--- Information shown Enclosed Below ---
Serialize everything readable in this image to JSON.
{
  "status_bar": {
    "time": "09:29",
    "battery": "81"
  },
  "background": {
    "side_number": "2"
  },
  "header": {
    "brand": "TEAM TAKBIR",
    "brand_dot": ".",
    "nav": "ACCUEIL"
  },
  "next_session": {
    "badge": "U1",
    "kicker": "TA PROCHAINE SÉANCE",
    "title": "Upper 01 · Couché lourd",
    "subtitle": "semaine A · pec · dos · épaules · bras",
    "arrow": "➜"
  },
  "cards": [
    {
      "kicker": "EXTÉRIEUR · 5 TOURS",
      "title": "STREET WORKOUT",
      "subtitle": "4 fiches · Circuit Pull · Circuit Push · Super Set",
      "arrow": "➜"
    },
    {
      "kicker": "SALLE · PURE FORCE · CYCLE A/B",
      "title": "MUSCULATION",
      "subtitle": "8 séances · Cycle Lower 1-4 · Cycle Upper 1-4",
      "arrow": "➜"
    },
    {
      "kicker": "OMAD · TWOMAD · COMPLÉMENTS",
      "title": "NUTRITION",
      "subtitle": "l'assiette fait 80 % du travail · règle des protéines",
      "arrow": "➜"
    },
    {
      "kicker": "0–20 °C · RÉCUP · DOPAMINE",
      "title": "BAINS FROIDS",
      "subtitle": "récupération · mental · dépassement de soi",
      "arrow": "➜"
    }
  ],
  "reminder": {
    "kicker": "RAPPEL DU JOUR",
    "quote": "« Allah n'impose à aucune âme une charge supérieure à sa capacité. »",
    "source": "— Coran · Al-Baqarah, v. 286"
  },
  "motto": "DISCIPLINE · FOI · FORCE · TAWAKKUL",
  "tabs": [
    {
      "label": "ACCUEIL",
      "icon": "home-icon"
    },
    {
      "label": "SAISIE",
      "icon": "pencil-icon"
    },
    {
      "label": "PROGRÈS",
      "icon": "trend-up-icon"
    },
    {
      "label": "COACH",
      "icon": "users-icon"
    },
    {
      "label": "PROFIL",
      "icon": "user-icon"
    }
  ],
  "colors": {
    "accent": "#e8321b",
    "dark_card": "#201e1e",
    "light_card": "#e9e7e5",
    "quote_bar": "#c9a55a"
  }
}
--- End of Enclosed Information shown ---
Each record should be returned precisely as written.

• Exercise solution:
Serialize everything readable in this image to JSON.
{
  "status_bar": {
    "time": "09:29",
    "battery": "81"
  },
  "background": {
    "side_number": "2"
  },
  "header": {
    "brand": "TEAM TAKBIR",
    "brand_dot": ".",
    "nav": "ACCUEIL"
  },
  "next_session": {
    "badge": "U1",
    "kicker": "TA PROCHAINE SÉANCE",
    "title": "Upper 01 · Couché lourd",
    "subtitle": "semaine A · pec · dos · épaules · bras",
    "arrow": "➜"
  },
  "cards": [
    {
      "kicker": "EXTÉRIEUR · 5 TOURS",
      "title": "STREET WORKOUT",
      "subtitle": "4 fiches · Circuit Pull · Circuit Push · Super Set",
      "arrow": "➜"
    },
    {
      "kicker": "SALLE · PURE FORCE · CYCLE A/B",
      "title": "MUSCULATION",
      "subtitle": "8 séances · Cycle Lower 1-4 · Cycle Upper 1-4",
      "arrow": "➜"
    },
    {
      "kicker": "OMAD · TWOMAD · COMPLÉMENTS",
      "title": "NUTRITION",
      "subtitle": "l'assiette fait 80 % du travail · règle des protéines",
      "arrow": "➜"
    },
    {
      "kicker": "0–20 °C · RÉCUP · DOPAMINE",
      "title": "BAINS FROIDS",
      "subtitle": "récupération · mental · dépassement de soi",
      "arrow": "➜"
    }
  ],
  "reminder": {
    "kicker": "RAPPEL DU JOUR",
    "quote": "« Allah n'impose à aucune âme une charge supérieure à sa capacité. »",
    "source": "— Coran · Al-Baqarah, v. 286"
  },
  "motto": "DISCIPLINE · FOI · FORCE · TAWAKKUL",
  "tabs": [
    {
      "label": "ACCUEIL",
      "icon": "home-icon"
    },
    {
      "label": "SAISIE",
      "icon": "pencil-icon"
    },
    {
      "label": "PROGRÈS",
      "icon": "trend-up-icon"
    },
    {
      "label": "COACH",
      "icon": "users-icon"
    },
    {
      "label": "PROFIL",
      "icon": "user-icon"
    }
  ],
  "colors": {
    "accent": "#e8321b",
    "dark_card": "#201e1e",
    "light_card": "#e9e7e5",
    "quote_bar": "#c9a55a"
  }
}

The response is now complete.